> WHAT TO PRODUCE:
Word for word, restate the entries that follow.

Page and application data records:
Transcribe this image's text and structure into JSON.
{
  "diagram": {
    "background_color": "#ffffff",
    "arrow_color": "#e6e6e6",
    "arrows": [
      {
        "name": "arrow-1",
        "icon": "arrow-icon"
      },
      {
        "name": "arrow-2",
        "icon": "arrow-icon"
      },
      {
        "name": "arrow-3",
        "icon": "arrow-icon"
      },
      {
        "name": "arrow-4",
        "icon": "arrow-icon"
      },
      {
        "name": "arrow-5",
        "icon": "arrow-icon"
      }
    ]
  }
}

> ANSWER BOX:
Transcribe this image's text and structure into JSON.
{
  "diagram": {
    "background_color": "#ffffff",
    "arrow_color": "#e6e6e6",
    "arrows": [
      {
        "name": "arrow-1",
        "icon": "arrow-icon"
      },
      {
        "name": "arrow-2",
        "icon": "arrow-icon"
      },
      {
        "name": "arrow-3",
        "icon": "arrow-icon"
      },
      {
        "name": "arrow-4",
        "icon": "arrow-icon"
      },
      {
        "name": "arrow-5",
        "icon": "arrow-icon"
      }
    ]
  }
}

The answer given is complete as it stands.